Each control option has three software components: a fast component that executes every 3 seconds, a medium component that executes every 10 seconds, and a slow component that executes every 30 seconds. These components are called interrupt service routines, or ISRs. A particular control may not actually use all three ISRs; this depends upon how much work is being done by the hardware, and on the response time of the quantity being controlled. ISRs execute at regular intervals while the control manager is active.

For example, the LED light source responds nearly instantaneously to control changes, so fine tuning adjustments to keep it at a target value can be done with the 3 second ISR, while the 10 and 30 second ISRs do nothing. Controlling leaf temperature, however, is a much slower process, so the 10 and 30 second ISRs are needed.
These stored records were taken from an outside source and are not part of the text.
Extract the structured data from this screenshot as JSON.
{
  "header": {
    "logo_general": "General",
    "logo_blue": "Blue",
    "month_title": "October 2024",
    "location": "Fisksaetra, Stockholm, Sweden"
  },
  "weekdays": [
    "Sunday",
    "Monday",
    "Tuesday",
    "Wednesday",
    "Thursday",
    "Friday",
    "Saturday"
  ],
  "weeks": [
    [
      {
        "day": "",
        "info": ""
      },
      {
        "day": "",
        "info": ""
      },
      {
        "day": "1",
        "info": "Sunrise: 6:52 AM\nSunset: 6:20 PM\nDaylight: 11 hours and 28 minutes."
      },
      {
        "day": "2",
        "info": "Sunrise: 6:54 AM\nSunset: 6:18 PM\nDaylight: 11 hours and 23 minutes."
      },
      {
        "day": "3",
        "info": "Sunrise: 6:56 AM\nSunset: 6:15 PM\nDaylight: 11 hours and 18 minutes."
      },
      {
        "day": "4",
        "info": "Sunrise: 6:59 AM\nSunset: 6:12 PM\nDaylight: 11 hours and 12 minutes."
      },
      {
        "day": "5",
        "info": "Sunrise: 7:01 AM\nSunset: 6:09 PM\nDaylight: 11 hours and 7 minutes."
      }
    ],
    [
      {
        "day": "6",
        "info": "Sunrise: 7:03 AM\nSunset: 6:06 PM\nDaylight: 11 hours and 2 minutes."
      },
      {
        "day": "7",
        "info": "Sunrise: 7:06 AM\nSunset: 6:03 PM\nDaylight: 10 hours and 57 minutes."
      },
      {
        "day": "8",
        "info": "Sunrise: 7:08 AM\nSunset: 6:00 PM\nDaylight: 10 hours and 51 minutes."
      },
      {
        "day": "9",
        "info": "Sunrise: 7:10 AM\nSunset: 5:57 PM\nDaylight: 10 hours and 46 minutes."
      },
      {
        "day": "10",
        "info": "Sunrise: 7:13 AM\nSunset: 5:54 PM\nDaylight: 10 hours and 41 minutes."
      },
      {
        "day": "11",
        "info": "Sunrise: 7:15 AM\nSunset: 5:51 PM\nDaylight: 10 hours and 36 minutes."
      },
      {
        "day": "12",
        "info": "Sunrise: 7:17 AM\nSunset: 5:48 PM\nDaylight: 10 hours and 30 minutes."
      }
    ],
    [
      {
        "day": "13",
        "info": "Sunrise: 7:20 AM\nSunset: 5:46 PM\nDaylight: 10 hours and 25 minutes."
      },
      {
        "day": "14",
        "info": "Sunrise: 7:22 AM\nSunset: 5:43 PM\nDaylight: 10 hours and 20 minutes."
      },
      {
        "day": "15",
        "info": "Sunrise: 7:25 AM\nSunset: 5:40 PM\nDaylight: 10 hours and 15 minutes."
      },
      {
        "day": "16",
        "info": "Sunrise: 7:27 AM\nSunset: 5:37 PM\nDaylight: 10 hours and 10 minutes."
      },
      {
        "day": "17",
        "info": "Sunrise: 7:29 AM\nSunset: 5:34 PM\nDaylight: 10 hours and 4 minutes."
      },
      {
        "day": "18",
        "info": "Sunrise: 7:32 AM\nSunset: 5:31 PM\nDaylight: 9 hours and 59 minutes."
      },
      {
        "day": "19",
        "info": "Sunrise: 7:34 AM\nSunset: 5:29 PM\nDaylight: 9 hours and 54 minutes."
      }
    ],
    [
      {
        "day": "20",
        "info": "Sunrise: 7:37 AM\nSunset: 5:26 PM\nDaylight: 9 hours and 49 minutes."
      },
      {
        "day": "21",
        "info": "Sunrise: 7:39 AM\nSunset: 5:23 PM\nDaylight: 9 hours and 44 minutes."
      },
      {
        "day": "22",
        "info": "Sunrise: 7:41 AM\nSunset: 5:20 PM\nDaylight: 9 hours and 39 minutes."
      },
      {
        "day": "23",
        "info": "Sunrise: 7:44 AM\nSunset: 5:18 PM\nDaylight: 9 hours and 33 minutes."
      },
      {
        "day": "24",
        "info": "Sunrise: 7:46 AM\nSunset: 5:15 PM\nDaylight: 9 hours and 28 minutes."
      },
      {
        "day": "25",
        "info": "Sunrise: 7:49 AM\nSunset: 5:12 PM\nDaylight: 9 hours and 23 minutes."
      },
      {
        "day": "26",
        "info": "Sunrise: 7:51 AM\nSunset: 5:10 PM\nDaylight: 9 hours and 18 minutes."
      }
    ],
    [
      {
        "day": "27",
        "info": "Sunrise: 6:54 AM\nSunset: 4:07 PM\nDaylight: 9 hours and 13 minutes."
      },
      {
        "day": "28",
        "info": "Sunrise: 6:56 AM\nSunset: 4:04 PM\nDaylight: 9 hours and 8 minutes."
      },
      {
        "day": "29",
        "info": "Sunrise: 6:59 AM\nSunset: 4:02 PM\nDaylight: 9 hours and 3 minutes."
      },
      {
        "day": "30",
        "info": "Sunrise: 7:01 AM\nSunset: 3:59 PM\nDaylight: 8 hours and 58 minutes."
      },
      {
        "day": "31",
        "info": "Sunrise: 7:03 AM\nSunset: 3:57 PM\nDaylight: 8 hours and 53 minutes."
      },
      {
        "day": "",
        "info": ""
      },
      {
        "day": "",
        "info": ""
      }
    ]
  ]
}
Active vs. Inactive Control Manager

The control manager is inactive when it is not doing the fine tuning necessary for target tracking. The consequences of this depend on the control. Some controls are fully implemented in hardware, leaving nothing important for any of the three ISRs to do1. Usually, however, the ISRs are important, and so it is important to know when the control manager is active, and when it is not.

When is the Control Manager Active?
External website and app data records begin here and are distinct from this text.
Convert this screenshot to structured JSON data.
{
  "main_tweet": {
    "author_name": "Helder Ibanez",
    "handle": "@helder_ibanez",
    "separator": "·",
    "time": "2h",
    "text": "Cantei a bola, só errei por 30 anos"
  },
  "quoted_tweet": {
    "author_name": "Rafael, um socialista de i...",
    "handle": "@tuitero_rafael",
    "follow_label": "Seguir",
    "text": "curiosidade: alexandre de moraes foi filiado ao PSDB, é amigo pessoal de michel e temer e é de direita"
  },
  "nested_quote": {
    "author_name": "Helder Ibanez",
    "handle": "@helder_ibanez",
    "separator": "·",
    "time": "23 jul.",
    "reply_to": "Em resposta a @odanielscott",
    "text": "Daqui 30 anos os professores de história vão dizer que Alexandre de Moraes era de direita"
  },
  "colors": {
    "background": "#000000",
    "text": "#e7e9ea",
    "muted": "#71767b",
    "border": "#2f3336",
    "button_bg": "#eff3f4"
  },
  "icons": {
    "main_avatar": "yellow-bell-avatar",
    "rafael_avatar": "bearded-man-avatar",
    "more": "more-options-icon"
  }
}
The control manager is active in New Measurements mode (which includes AutoProgram activity), except during IRGA matching. The practical consequences of an inactive control manager are minor, at least over short periods of time. Some controls are implemented in hardware (such as block temperature control and null balance water vapor control), so even without the control manager, they will still actively track. The others will simply have stable targets that won’t be adjusted to account for changing temperature. Specifics can be found in the ISR descriptions for each control described below.
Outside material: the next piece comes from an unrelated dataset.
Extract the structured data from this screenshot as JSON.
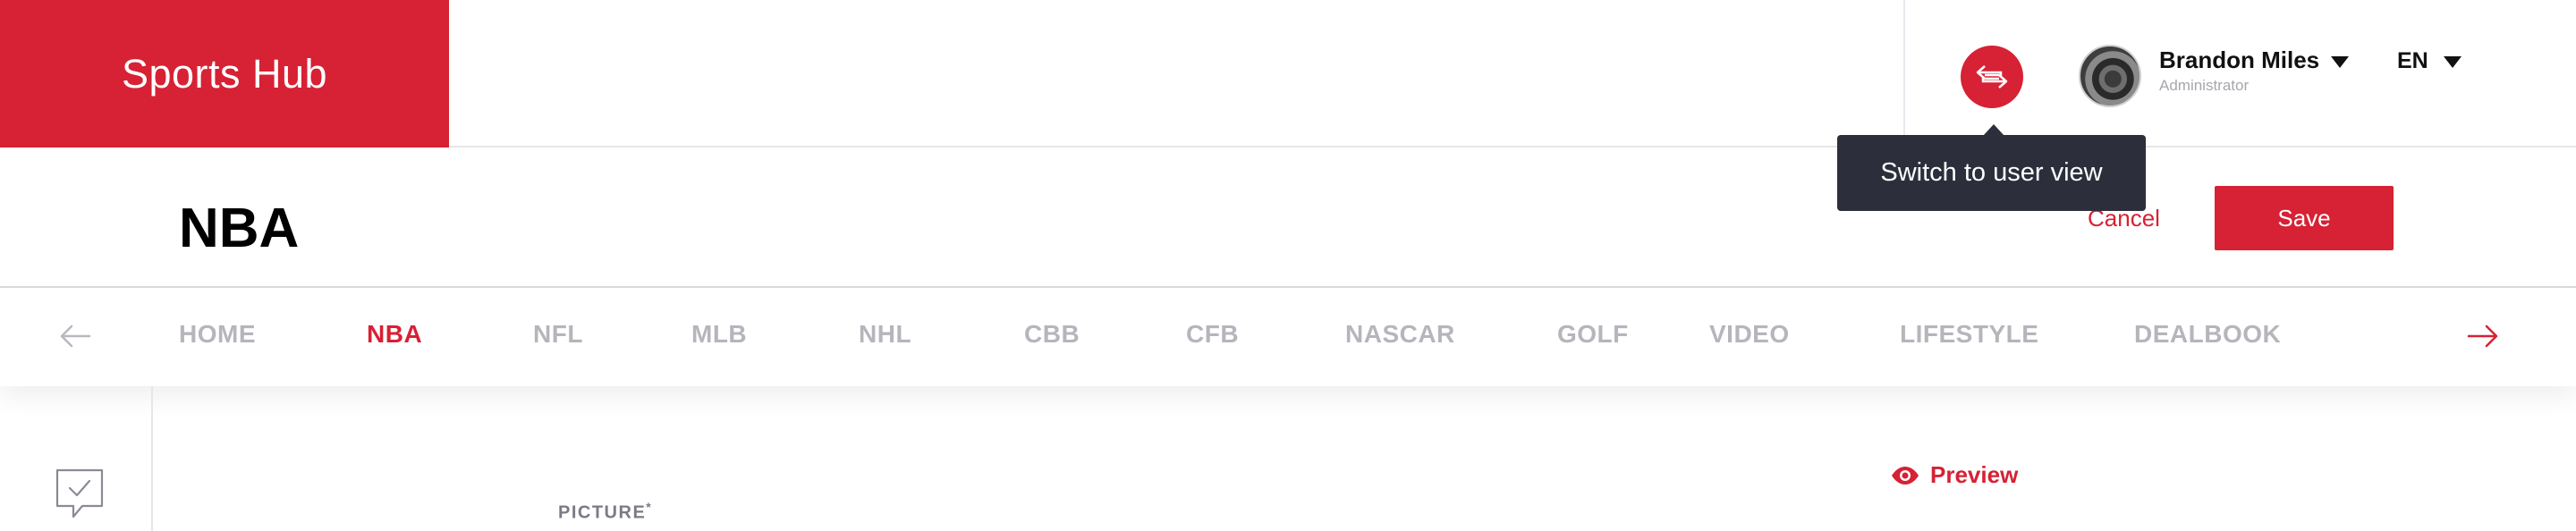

Variable Targets

Any control mode whose target entry box includes a message about a pound sign (#) after the default label (e.g. Figure 7‑3) can have a variable target instead of a fixed value target. For example, you may wish to maintain a relative chamber humidity that is the same as the humidity measured with an external humidity sensor. Rather than entering a number for the target, enter a pound sign


and press enter. You will be shown a list of system and user defined variables, from which you can pick the quantity that is to be tracked.

Alternatively, if you know the ID number for the system variable or user variable, you can enter it directly and bypass the menu selection.


(Variable number -13 is the external quantum sensor, for example.) When a variable target is specified, the target is updated every 30 seconds, but only while the control manager is active.

Example: Tracking External Humidity

Suppose we want to make chamber humidity track a value2 provided by user channel #1001 named xtrnRH. Once this is all configured (Chapter 15 in the instruction manual), we can press 2 f2 (i.e. f2 in level 2) to select the flow/humidity control, set Control to Relative Humidity, edit the target and enter #1001 enter (Figure 7‑4). Or, you could just enter # and pick xtrnRH from the menu.

Figure 7‑4. Instead of entering a fixed target value, you can specify a variable, system or user. The target value comes from this variable, and is updated every 30 seconds.

Then, the flow/humidity control function key will show the humidity target as the latest value of the variable we specified.

Figure 7‑5. When a control has a variable target, the value is updated every 30 seconds. This value is shown on the control key label.

When a control has a variable target, the 30 second ISR for that control is skipped; instead, the control manager retargets the control to the current value of the specified variable. The end result is that every 30 seconds while the control manager is active, the target for the control will change.

Variable targets are a powerful tool, but do have a possible limitation when combined with AutoPrograms. See AutoPrograms and the Control Manager on page 25-30 in the instruction manual.